It feels great to count down the hours and the miles. It is a big morale boost to know that we are almost there. For most of the crossing I had felt confident that we would make it but we did have a few scares. When the auto-helm broke I did worry that we would be down to one rower for the whole crossing. One rowing and one hand-steering would have been a horrible routine. Luckily we managed to fix it. But the most important bit of equipment is my leg - it has never let me down.

Read More | posted on Jan 20, 2014

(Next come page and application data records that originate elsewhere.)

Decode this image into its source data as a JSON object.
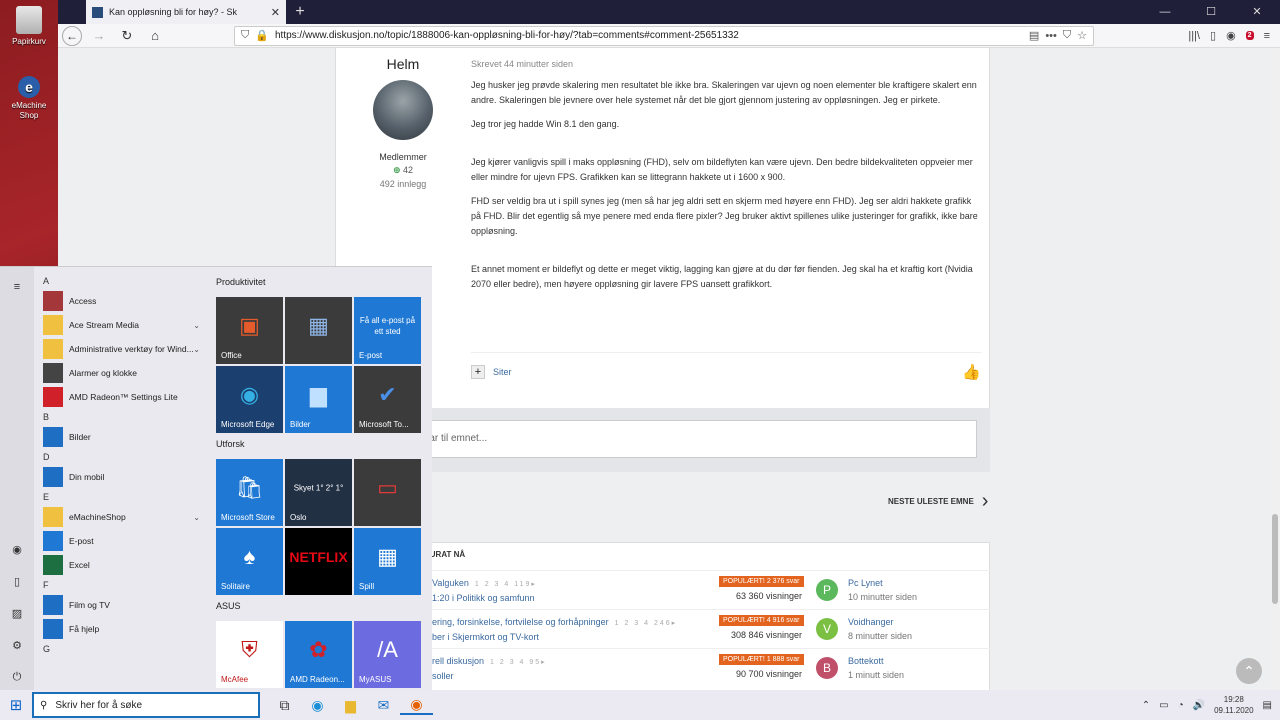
{
  "desktop": {
    "icons": [
      {
        "label": "Papirkurv"
      },
      {
        "label": "eMachine Shop"
      }
    ]
  },
  "browser": {
    "tab_title": "Kan oppløsning bli for høy? - Sk",
    "url": "https://www.diskusjon.no/topic/1888006-kan-oppløsning-bli-for-høy/?tab=comments#comment-25651332",
    "abp_count": "2"
  },
  "post": {
    "author": "Helm",
    "group": "Medlemmer",
    "reputation": "42",
    "posts": "492 innlegg",
    "meta": "Skrevet 44 minutter siden",
    "paragraphs": [
      "Jeg husker jeg prøvde skalering men resultatet ble ikke bra. Skaleringen var ujevn og noen elementer ble kraftigere skalert enn andre. Skaleringen ble jevnere over hele systemet når det ble gjort gjennom justering av oppløsningen. Jeg er pirkete.",
      "Jeg tror jeg hadde Win 8.1 den gang.",
      "Jeg kjører vanligvis spill i maks oppløsning (FHD), selv om bildeflyten kan være ujevn. Den bedre bildekvaliteten oppveier mer eller mindre for ujevn FPS. Grafikken kan se littegrann hakkete ut i 1600 x 900.",
      "FHD ser veldig bra ut i spill synes jeg (men så har jeg aldri sett en skjerm med høyere enn FHD). Jeg ser aldri hakkete grafikk på FHD. Blir det egentlig så mye penere med enda flere pixler? Jeg bruker aktivt spillenes ulike justeringer for grafikk, ikke bare oppløsning.",
      "Et annet moment er bildeflyt og dette er meget viktig, lagging kan gjøre at du dør før fienden. Jeg skal ha et kraftig kort (Nvidia 2070 eller bedre), men høyere oppløsning gir lavere FPS uansett grafikkort."
    ],
    "quote_label": "Siter",
    "plus_label": "+"
  },
  "reply": {
    "placeholder": "riv svar til emnet..."
  },
  "next_topic": "NESTE ULESTE EMNE",
  "hot": {
    "header": "KURAT NÅ",
    "rows": [
      {
        "title": "Valguken",
        "pages": "1 2 3 4 119▸",
        "sub": "1:20 i Politikk og samfunn",
        "badge": "POPULÆRT!   2 376 svar",
        "views": "63 360 visninger",
        "avatar": "P",
        "avatar_color": "#5cb85c",
        "user": "Pc Lynet",
        "time": "10 minutter siden"
      },
      {
        "title": "ering, forsinkelse, fortvilelse og forhåpninger",
        "pages": "1 2 3 4 246▸",
        "sub": "ber i Skjermkort og TV-kort",
        "badge": "POPULÆRT!   4 916 svar",
        "views": "308 846 visninger",
        "avatar": "V",
        "avatar_color": "#7bc043",
        "user": "Voidhanger",
        "time": "8 minutter siden"
      },
      {
        "title": "rell diskusjon",
        "pages": "1 2 3 4 95▸",
        "sub": "soller",
        "badge": "POPULÆRT!   1 888 svar",
        "views": "90 700 visninger",
        "avatar": "B",
        "avatar_color": "#c0506a",
        "user": "Bottekott",
        "time": "1 minutt siden"
      }
    ]
  },
  "start_menu": {
    "apps": [
      {
        "type": "letter",
        "label": "A"
      },
      {
        "type": "app",
        "label": "Access",
        "color": "#a4373a"
      },
      {
        "type": "app",
        "label": "Ace Stream Media",
        "color": "#f0c040",
        "folder": true
      },
      {
        "type": "app",
        "label": "Administrative verktøy for Wind...",
        "color": "#f0c040",
        "folder": true
      },
      {
        "type": "app",
        "label": "Alarmer og klokke",
        "color": "#444444"
      },
      {
        "type": "app",
        "label": "AMD Radeon™ Settings Lite",
        "color": "#d0202a"
      },
      {
        "type": "letter",
        "label": "B"
      },
      {
        "type": "app",
        "label": "Bilder",
        "color": "#1e6fc4"
      },
      {
        "type": "letter",
        "label": "D"
      },
      {
        "type": "app",
        "label": "Din mobil",
        "color": "#1e6fc4"
      },
      {
        "type": "letter",
        "label": "E"
      },
      {
        "type": "app",
        "label": "eMachineShop",
        "color": "#f0c040",
        "folder": true
      },
      {
        "type": "app",
        "label": "E-post",
        "color": "#1e78d4"
      },
      {
        "type": "app",
        "label": "Excel",
        "color": "#1d6f42"
      },
      {
        "type": "letter",
        "label": "F"
      },
      {
        "type": "app",
        "label": "Film og TV",
        "color": "#1e6fc4"
      },
      {
        "type": "app",
        "label": "Få hjelp",
        "color": "#1e6fc4"
      },
      {
        "type": "letter",
        "label": "G"
      }
    ],
    "groups": [
      {
        "title": "Produktivitet",
        "tiles": [
          {
            "label": "Office",
            "bg": "#3b3b3b",
            "glyph": "▣",
            "glyph_color": "#e55b2b"
          },
          {
            "label": "",
            "bg": "#3b3b3b",
            "glyph": "▦",
            "glyph_color": "#8fb6e8"
          },
          {
            "label": "E-post",
            "bg": "#1e78d4",
            "glyph": "Få all e-post på ett sted",
            "glyph_color": "#ffffff",
            "small": true
          },
          {
            "label": "Microsoft Edge",
            "bg": "#1b3f6e",
            "glyph": "◉",
            "glyph_color": "#35b0e5"
          },
          {
            "label": "Bilder",
            "bg": "#1e78d4",
            "glyph": "▆",
            "glyph_color": "#bfe0ff"
          },
          {
            "label": "Microsoft To...",
            "bg": "#3b3b3b",
            "glyph": "✔",
            "glyph_color": "#4a8fe8"
          }
        ]
      },
      {
        "title": "Utforsk",
        "tiles": [
          {
            "label": "Microsoft Store",
            "bg": "#1e78d4",
            "glyph": "🛍",
            "glyph_color": "#ffffff"
          },
          {
            "label": "Oslo",
            "bg": "#223044",
            "glyph": "Skyet 1° 2° 1°",
            "glyph_color": "#ffffff",
            "small": true
          },
          {
            "label": "",
            "bg": "#3b3b3b",
            "glyph": "▭",
            "glyph_color": "#e03a3a"
          },
          {
            "label": "Solitaire",
            "bg": "#1e78d4",
            "glyph": "♠",
            "glyph_color": "#ffffff"
          },
          {
            "label": "",
            "bg": "#000000",
            "glyph": "NETFLIX",
            "glyph_color": "#e50914",
            "netflix": true
          },
          {
            "label": "Spill",
            "bg": "#1e78d4",
            "glyph": "▦",
            "glyph_color": "#ffffff"
          }
        ]
      },
      {
        "title": "ASUS",
        "tiles": [
          {
            "label": "McAfee",
            "bg": "#ffffff",
            "glyph": "⛨",
            "glyph_color": "#c01818",
            "dark_label": true
          },
          {
            "label": "AMD Radeon...",
            "bg": "#1e78d4",
            "glyph": "✿",
            "glyph_color": "#d0202a"
          },
          {
            "label": "MyASUS",
            "bg": "#6c6ce0",
            "glyph": "/A",
            "glyph_color": "#ffffff"
          }
        ]
      }
    ]
  },
  "taskbar": {
    "search_placeholder": "Skriv her for å søke",
    "time": "19:28",
    "date": "09.11.2020"
  }
}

Hard as it is to believe, this is my final blog! It has been a moment to reflect on an extraordinary 7 weeks at sea and an even more extraordinary group of people. By that I mean not just the guys in the boat, but the many wounded persons that they represent. I have been thinking a lot about what this team has achieved and what we hope others can achieve. This project has been about setting a huge challenge, committing wholeheartedly to it and then facing every challenge head on in pursuit of our goal. There have been no excuses only a choice to live this experience to its fullest and to take a positive attitude to all things. I hope that we have demonstrated that it is not what people see in you but what you go on to do that counts. I want to thank to all those who have personally supported me – you know who you are. There were a few people who said it could not be done. Oh dear… you will have to kiss my nappy-rash!

Read More | posted on Jan 19, 2014